In this early season, at the point I looked, even the most inefficient staff (New York Yankees), averaged 18.8 pitches per inning. The Sox were second-worst, at 18.3, down from more than 19 earlier in the year. Sixteen teams were at less than 17. So, on average, even the White Sox staff would be within the strictest guidelines for 15-year-olds.
Also, the 3-3-3 leaves room for several relievers. Fleming used an example of an 11-man staff. With today’s 13-man, you could give constant rotation relief and still have a “closer,” although in this situation he would close an inning when one of the regulars struggled, not necessarily the end of the game. (The whole idea that the ninth is so much harder to throw than other innings is just a self-fulfilling prophecy — the “90% mental” part Yogi cited — with no physical basis, which the game has just talked itself into, but that’s another story.)
Eventually, any team that prepared for 3-3-3 could cut down to a 12-man staff and give themselves better position-player options. The system would put LOOGYs out of work, but, then, should they really be in work instead of someone with more baseball uses? Besides, with the proposed three-batter-minimum rule, they’re gone in the future, anyway.
So, why the White Sox? Because our starting pitching is generally bad — well, all our pitching is generally bad — but we have a bunch of arms with multi-inning experience available.
Start with the current five starters, add Manny Bañuelos, Carson Fulmer, and the Dylan boys (Covey and Cease), and you’ve got your nine. A lot of young arms, and one very old one would throw fewer pitches an outing. A possible rotation would be:
Rodon – Nova – Fulmer
Lopez – Santana – Covey
Giolito – Bañuelos – Cease
Bullpen: Alex Colomé/Kelvin Herrera/Jace Fry/Nate Jones
That’s just one option. It’s an attempt at balance among the units, but there may be very good reasons to go with a different alignment. With nine in the rotation, Renteria could play Sudoku to figure out how it should work.
The middle group has no lefty, but I can’t think of another one who might be able to go three innings regularly. Cease may eventually be one of those stars that keep you from wanting to go 3-3-3, but for now he’s assigned to light duty, so it would work well.
The order within each group should probably rotate, at least at first if only because whoever starts has no chance to get a win under current rules. Mix in the four relievers, making sure at least one (Fry) is capable of multiple innings, to give the rotation a rest for those on innings limits, but relievers should be needed a lot less often under this system.
I know, I know. Your immediate reaction is, “Three innings of (fill in the blank)? You’ve got to be kidding!” But, hey, at least you’ll know it’s not more than three innings.

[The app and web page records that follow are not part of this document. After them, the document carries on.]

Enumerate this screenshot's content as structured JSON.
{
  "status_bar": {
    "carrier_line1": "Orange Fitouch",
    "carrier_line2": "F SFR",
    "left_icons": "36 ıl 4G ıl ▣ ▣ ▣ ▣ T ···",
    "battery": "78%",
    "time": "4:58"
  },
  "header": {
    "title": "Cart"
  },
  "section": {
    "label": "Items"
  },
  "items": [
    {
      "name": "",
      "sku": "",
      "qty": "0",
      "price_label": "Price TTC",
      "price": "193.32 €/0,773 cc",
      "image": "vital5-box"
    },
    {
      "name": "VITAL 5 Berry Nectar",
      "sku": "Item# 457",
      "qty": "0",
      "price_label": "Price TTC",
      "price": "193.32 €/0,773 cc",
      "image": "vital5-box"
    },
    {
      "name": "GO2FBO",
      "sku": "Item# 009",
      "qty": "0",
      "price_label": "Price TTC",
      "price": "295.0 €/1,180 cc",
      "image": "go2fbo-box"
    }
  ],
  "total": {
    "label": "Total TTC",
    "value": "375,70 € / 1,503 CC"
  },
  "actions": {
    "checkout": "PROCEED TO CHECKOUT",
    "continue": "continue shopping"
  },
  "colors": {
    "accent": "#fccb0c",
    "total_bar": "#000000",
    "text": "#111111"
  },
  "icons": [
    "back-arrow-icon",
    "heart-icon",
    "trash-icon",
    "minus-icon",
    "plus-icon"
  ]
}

A good time to change things would be the All-Star break, at which point the Sox should be well out of the competition even in the AL Central. So, nothing to lose.
Is this some sort of foolproof move? Of course not. It’s an experiment, with the same staff, and whole lot of alchemists failed to turn lead into gold. On the other hand, experiments led to electricity, powered flight and chocolate chip cookies.
Besides, Jerry Reinsdorf should love this system. Many pitchers going three innings are basically middle relievers, generally the least expensive on the market. He can pinch those pennies even tighter. while looking like a luminary.
Or a poet and a thief.
Get hip, White Sox, with 3-3-3. It’s the future.